[Start of section]
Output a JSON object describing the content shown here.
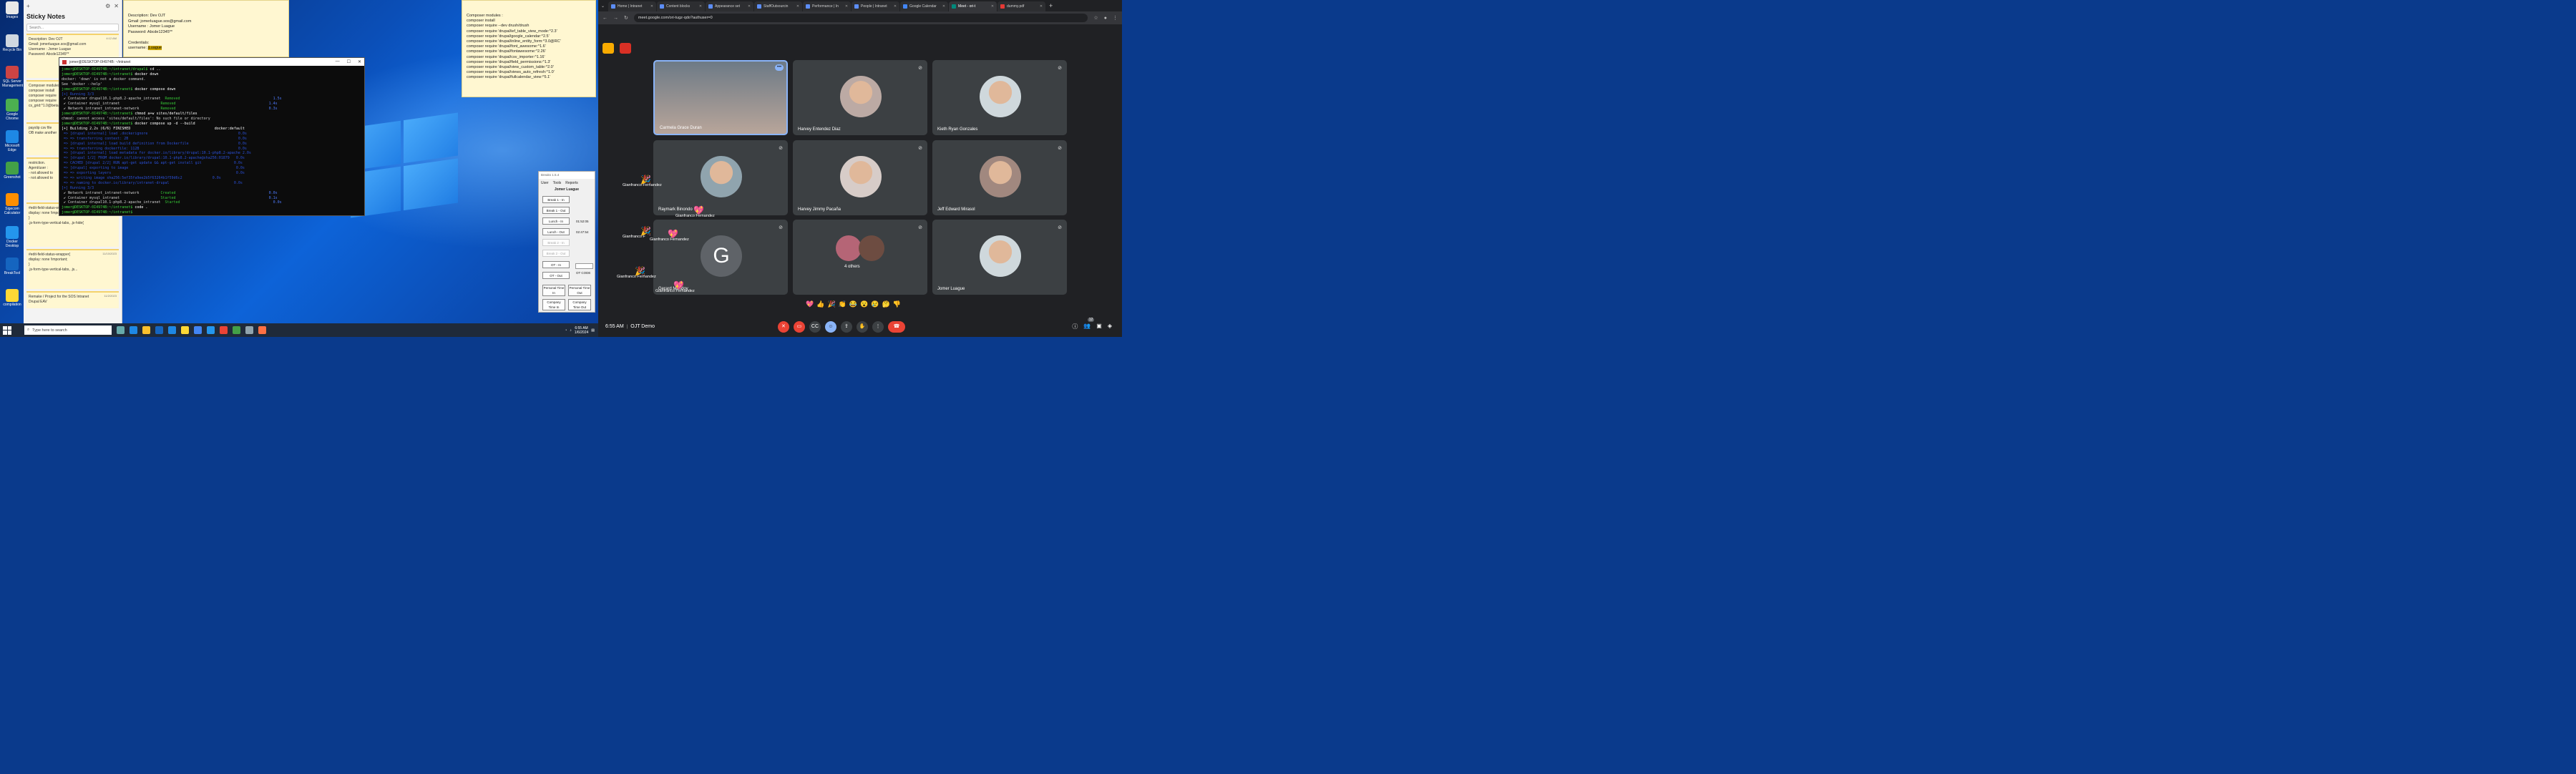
{
  "desktop": {
    "icons": [
      {
        "label": "Images",
        "color": "#e8e8e8"
      },
      {
        "label": "Recycle Bin",
        "color": "#cfd8e0"
      },
      {
        "label": "SQL Server Management",
        "color": "#c44"
      },
      {
        "label": "Google Chrome",
        "color": "#4caf50"
      },
      {
        "label": "Microsoft Edge",
        "color": "#1e88e5"
      },
      {
        "label": "Greenshot",
        "color": "#43a047"
      },
      {
        "label": "Sigecom Calculator",
        "color": "#ff8f00"
      },
      {
        "label": "Docker Desktop",
        "color": "#2496ed"
      },
      {
        "label": "BreakTool",
        "color": "#1565c0"
      },
      {
        "label": "compilation",
        "color": "#fdd835"
      }
    ]
  },
  "sticky": {
    "title": "Sticky Notes",
    "search_placeholder": "Search...",
    "notes": [
      {
        "date": "4:12 AM",
        "lines": [
          "Description: Dev OJT",
          "Gmail: jomerluague.sos@gmail.com",
          "Username : Jomer Luague",
          "Password: Abcde12345**"
        ]
      },
      {
        "date": "",
        "lines": [
          "Composer modules :",
          "composer install",
          "composer require",
          "composer require",
          "cs_grid:^1.0@beta"
        ]
      },
      {
        "date": "",
        "lines": [
          "payslip csv file",
          "OB make another"
        ]
      },
      {
        "date": "",
        "lines": [
          "restriction.",
          "Agent/user :",
          "- not allowed to",
          "- not allowed to"
        ]
      },
      {
        "date": "11/10/2023",
        "lines": [
          "#edit-field-status-wrapper{",
          "   display: none !important;",
          "}",
          ".js-form-type-vertical-tabs, .js-hide{"
        ]
      },
      {
        "date": "11/10/2023",
        "lines": [
          "#edit-field-status-wrapper{",
          "   display: none !important;",
          "}",
          ".js-form-type-vertical-tabs, .js..."
        ]
      },
      {
        "date": "11/2/2023",
        "lines": [
          "Remake / Project for the SOS Intranet",
          "Drupal EAV"
        ]
      }
    ]
  },
  "note1": {
    "lines": [
      "Description: Dev OJT",
      "Gmail: jomerluague.sos@gmail.com",
      "Username : Jomer Luague",
      "Password: Abcde12345**",
      "",
      "Credentials:"
    ],
    "username_label": "username:",
    "username_value": "jLuague"
  },
  "note2": {
    "lines": [
      "Composer modules :",
      "composer install",
      "composer require --dev drush/drush",
      "composer require 'drupal/ief_table_view_mode:^2.3'",
      "composer require 'drupal/google_calendar:^2.5'",
      "composer require 'drupal/inline_entity_form:^3.0@RC'",
      "composer require 'drupal/font_awesome:^1.6'",
      "composer require 'drupal/fontawesome:^2.26'",
      "composer require 'drupal/csv_importer:^1.16'",
      "composer require 'drupal/field_permissions:^1.3'",
      "composer require 'drupal/view_custom_table:^2.0'",
      "composer require 'drupal/views_auto_refresh:^1.0'",
      "composer require 'drupal/fullcalendar_view:^5.1'"
    ]
  },
  "terminal": {
    "title": "jomer@DESKTOP-0I4974B: ~/intranet",
    "lines": [
      {
        "p": "jomer@DESKTOP-0I4974B:~/intranet/drupal$",
        "c": " cd .."
      },
      {
        "p": "jomer@DESKTOP-0I4974B:~/intranet$",
        "c": " docker down"
      },
      {
        "t": "docker: 'down' is not a docker command."
      },
      {
        "t": "See 'docker --help'"
      },
      {
        "p": "jomer@DESKTOP-0I4974B:~/intranet$",
        "c": " docker compose down"
      },
      {
        "b": "[+] Running 3/3"
      },
      {
        "t": " ✔ Container drupal10.1-php8.2-apache_intranet  ",
        "s": "Removed",
        "r": "1.5s"
      },
      {
        "t": " ✔ Container mysql_intranet                   ",
        "s": "Removed",
        "r": "1.4s"
      },
      {
        "t": " ✔ Network intranet_intranet-network          ",
        "s": "Removed",
        "r": "0.3s"
      },
      {
        "p": "jomer@DESKTOP-0I4974B:~/intranet$",
        "c": " chmod a+w sites/default/files"
      },
      {
        "t": "chmod: cannot access 'sites/default/files': No such file or directory"
      },
      {
        "p": "jomer@DESKTOP-0I4974B:~/intranet$",
        "c": " docker compose up -d --build"
      },
      {
        "w": "[+] Building 2.2s (6/6) FINISHED                                       docker:default"
      },
      {
        "b": " => [drupal internal] load .dockerignore                                          0.0s"
      },
      {
        "b": " => => transferring context: 2B                                                   0.0s"
      },
      {
        "b": " => [drupal internal] load build definition from Dockerfile                       0.0s"
      },
      {
        "b": " => => transferring dockerfile: 112B                                              0.0s"
      },
      {
        "b": " => [drupal internal] load metadata for docker.io/library/drupal:10.1-php8.2-apache 2.0s"
      },
      {
        "b": " => [drupal 1/2] FROM docker.io/library/drupal:10.1-php8.2-apache@sha256:01879   0.0s"
      },
      {
        "b": " => CACHED [drupal 2/2] RUN apt-get update && apt-get install git               0.0s"
      },
      {
        "b": " => [drupal] exporting to image                                                  0.0s"
      },
      {
        "b": " => => exporting layers                                                          0.0s"
      },
      {
        "b": " => => writing image sha256:5ef35fa9ee2b5f63264b1f59d6c2              0.0s"
      },
      {
        "b": " => => naming to docker.io/library/intranet-drupal                              0.0s"
      },
      {
        "b": "[+] Running 3/3"
      },
      {
        "t": " ✔ Network intranet_intranet-network          ",
        "s": "Created",
        "r": "0.0s"
      },
      {
        "t": " ✔ Container mysql_intranet                   ",
        "s": "Started",
        "r": "0.1s"
      },
      {
        "t": " ✔ Container drupal10.1-php8.2-apache_intranet  ",
        "s": "Started",
        "r": "0.0s"
      },
      {
        "p": "jomer@DESKTOP-0I4974B:~/intranet$",
        "c": " code ."
      },
      {
        "p": "jomer@DESKTOP-0I4974B:~/intranet$",
        "c": " "
      }
    ]
  },
  "breaks": {
    "title": "Breaks 1.5.4",
    "menu": [
      "User",
      "Tools",
      "Reports"
    ],
    "user": "Jomer Luague",
    "buttons": [
      "Break 1 - In",
      "Break 1 - Out",
      "Lunch - In",
      "Lunch - Out",
      "Break 2 - In",
      "Break 2 - Out",
      "OT - In",
      "OT - Out"
    ],
    "lunch_in_time": "01:52:05",
    "lunch_out_time": "02:47:54",
    "ot_code_label": "OT CODE",
    "personal_in": "Personal Time In",
    "personal_out": "Personal Time Out",
    "company_in": "Company Time In",
    "company_out": "Company Time Out"
  },
  "taskbar": {
    "search_placeholder": "Type here to search",
    "time": "6:55 AM",
    "date": "1/6/2024"
  },
  "chrome": {
    "tabs": [
      {
        "label": "Home | Intranet",
        "color": "#5c8df6"
      },
      {
        "label": "Content blocks",
        "color": "#5c8df6"
      },
      {
        "label": "Appearance set",
        "color": "#5c8df6"
      },
      {
        "label": "StaffOutsourcin",
        "color": "#5c8df6"
      },
      {
        "label": "Performance | In",
        "color": "#5c8df6"
      },
      {
        "label": "People | Intranet",
        "color": "#5c8df6"
      },
      {
        "label": "Google Calendar",
        "color": "#4285f4"
      },
      {
        "label": "Meet - ori-t",
        "color": "#00897b"
      },
      {
        "label": "dummy.pdf",
        "color": "#e53935"
      }
    ],
    "url": "meet.google.com/ori-tugz-qdo?authuser=0"
  },
  "meet": {
    "participants": [
      "Carmela Grace Duran",
      "Harvey Entendez Diaz",
      "Kieth Ryan Gonzales",
      "Raymark Binondo",
      "Harvey Jimmy Pacaña",
      "Jeff Edward Mirasol",
      "Gerard Mondoy",
      "4 others",
      "Jomer Luague"
    ],
    "reaction_names": [
      "Gianfranco Fernandez",
      "Gianfranco Fernandez",
      "Gianfranco F",
      "Gianfranco Fernandez",
      "Gianfranco Fernandez",
      "Gianfranco Fernandez"
    ],
    "gerard_initial": "G",
    "reactions": [
      "💖",
      "👍",
      "🎉",
      "👏",
      "😂",
      "😮",
      "😢",
      "🤔",
      "👎"
    ],
    "time": "6:55 AM",
    "meeting": "OJT Demo",
    "people_count": "12"
  }
}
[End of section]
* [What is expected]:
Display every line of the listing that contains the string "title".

* [Output]:
    "title": "Sticky Notes",
    "title": "jomer@DESKTOP-0I4974B: ~/intranet",
    "title": "Breaks 1.5.4",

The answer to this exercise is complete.